* _Assignment_
Find and copy each line of the records where the string "account" shows up.
* * * * * * *
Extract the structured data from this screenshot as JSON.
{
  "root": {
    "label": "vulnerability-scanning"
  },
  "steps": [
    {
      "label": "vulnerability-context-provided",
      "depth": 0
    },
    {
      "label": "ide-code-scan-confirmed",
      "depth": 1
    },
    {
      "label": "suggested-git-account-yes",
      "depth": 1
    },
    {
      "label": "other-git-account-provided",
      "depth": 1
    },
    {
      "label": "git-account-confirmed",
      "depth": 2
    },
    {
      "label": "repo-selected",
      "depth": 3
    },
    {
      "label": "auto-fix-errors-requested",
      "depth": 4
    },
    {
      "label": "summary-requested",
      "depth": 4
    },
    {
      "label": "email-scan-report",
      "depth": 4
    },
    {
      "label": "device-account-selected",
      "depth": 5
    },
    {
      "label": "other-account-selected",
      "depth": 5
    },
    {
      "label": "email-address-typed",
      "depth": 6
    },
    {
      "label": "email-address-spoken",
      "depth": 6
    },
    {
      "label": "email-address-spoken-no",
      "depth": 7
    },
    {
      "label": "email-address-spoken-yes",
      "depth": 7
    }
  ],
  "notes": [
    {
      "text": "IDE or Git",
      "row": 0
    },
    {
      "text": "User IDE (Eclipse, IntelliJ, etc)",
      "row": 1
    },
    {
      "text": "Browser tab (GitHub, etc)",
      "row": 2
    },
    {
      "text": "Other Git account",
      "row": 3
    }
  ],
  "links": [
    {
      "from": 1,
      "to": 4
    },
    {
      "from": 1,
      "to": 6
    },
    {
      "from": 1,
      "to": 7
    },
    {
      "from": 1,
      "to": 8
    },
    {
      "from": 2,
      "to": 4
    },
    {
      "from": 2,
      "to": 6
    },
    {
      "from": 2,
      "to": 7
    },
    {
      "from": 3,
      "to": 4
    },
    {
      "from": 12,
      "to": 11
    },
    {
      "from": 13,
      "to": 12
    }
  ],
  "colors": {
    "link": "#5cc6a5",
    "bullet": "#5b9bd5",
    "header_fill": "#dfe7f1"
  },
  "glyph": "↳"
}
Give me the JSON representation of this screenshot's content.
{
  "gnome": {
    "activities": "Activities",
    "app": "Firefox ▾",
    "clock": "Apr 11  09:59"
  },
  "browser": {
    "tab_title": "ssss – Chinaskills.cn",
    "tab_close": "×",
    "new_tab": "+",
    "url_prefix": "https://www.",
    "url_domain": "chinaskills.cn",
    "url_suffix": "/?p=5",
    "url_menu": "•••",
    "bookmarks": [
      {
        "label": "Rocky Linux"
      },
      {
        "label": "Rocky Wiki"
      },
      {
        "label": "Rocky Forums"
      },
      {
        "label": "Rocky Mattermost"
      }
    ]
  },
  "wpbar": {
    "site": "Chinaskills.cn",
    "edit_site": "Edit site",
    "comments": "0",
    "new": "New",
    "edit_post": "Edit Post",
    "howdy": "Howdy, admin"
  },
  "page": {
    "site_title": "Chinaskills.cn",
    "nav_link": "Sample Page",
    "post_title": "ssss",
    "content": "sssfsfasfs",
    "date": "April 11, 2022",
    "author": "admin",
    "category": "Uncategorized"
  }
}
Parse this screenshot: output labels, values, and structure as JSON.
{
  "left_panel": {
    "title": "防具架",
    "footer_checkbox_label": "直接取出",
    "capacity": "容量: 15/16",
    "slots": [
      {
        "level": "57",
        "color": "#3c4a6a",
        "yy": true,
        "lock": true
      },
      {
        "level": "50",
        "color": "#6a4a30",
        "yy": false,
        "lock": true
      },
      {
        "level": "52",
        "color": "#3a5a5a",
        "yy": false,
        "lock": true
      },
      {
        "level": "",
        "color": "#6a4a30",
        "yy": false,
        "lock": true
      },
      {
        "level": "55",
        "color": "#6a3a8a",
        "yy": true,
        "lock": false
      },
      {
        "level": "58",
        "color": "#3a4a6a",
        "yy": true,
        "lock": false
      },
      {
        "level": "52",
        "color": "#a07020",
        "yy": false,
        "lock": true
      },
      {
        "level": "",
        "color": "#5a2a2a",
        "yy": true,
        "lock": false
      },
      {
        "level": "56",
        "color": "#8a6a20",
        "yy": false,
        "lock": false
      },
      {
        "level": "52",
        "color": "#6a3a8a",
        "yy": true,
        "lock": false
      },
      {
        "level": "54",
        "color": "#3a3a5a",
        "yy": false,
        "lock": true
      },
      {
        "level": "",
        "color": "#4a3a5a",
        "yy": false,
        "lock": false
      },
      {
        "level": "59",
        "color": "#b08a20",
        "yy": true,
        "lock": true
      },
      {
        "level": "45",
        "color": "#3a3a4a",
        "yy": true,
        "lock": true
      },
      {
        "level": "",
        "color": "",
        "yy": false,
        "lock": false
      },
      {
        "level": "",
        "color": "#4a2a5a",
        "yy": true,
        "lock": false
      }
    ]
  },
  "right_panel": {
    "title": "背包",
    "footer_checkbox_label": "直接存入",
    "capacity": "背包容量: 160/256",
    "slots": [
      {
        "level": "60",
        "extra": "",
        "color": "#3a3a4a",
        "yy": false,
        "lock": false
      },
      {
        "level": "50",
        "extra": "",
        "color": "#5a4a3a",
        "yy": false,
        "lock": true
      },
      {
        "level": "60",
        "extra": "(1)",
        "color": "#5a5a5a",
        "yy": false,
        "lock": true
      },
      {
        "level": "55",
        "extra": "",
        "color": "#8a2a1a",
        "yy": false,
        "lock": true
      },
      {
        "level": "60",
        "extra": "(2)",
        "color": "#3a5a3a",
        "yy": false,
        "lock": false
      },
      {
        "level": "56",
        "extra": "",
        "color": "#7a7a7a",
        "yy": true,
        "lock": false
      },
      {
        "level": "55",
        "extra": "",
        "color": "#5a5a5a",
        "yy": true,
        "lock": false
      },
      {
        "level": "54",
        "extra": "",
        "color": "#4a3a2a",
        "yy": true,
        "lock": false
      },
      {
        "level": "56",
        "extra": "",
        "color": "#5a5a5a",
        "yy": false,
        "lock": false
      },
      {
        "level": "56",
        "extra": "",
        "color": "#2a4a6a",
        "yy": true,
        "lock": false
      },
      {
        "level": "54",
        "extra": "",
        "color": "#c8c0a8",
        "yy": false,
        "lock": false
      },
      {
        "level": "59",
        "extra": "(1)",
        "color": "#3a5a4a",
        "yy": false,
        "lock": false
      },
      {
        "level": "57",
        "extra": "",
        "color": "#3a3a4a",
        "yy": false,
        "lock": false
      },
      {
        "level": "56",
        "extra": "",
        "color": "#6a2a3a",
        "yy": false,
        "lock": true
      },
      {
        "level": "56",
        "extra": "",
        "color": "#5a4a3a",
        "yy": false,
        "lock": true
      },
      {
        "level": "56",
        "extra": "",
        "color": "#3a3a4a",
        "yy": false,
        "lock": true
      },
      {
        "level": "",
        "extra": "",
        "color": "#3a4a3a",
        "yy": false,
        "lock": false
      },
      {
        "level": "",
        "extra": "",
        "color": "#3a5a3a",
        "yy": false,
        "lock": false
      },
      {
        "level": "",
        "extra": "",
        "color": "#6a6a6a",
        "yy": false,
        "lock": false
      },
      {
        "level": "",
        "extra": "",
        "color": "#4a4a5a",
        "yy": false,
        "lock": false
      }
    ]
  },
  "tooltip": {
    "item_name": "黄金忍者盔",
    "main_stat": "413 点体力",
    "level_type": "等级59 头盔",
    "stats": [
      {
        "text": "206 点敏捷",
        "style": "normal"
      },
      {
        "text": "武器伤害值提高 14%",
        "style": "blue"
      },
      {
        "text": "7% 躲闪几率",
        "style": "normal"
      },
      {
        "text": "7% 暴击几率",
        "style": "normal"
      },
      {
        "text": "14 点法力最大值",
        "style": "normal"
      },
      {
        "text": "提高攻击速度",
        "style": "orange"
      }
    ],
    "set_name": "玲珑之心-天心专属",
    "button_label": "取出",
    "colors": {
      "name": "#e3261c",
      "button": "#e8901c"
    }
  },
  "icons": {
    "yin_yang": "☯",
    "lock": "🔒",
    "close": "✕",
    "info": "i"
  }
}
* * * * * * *
* _Solution to this task_
      "label": "suggested-git-account-yes",
      "label": "other-git-account-provided",
      "label": "git-account-confirmed",
      "label": "device-account-selected",
      "label": "other-account-selected",
      "text": "Other Git account",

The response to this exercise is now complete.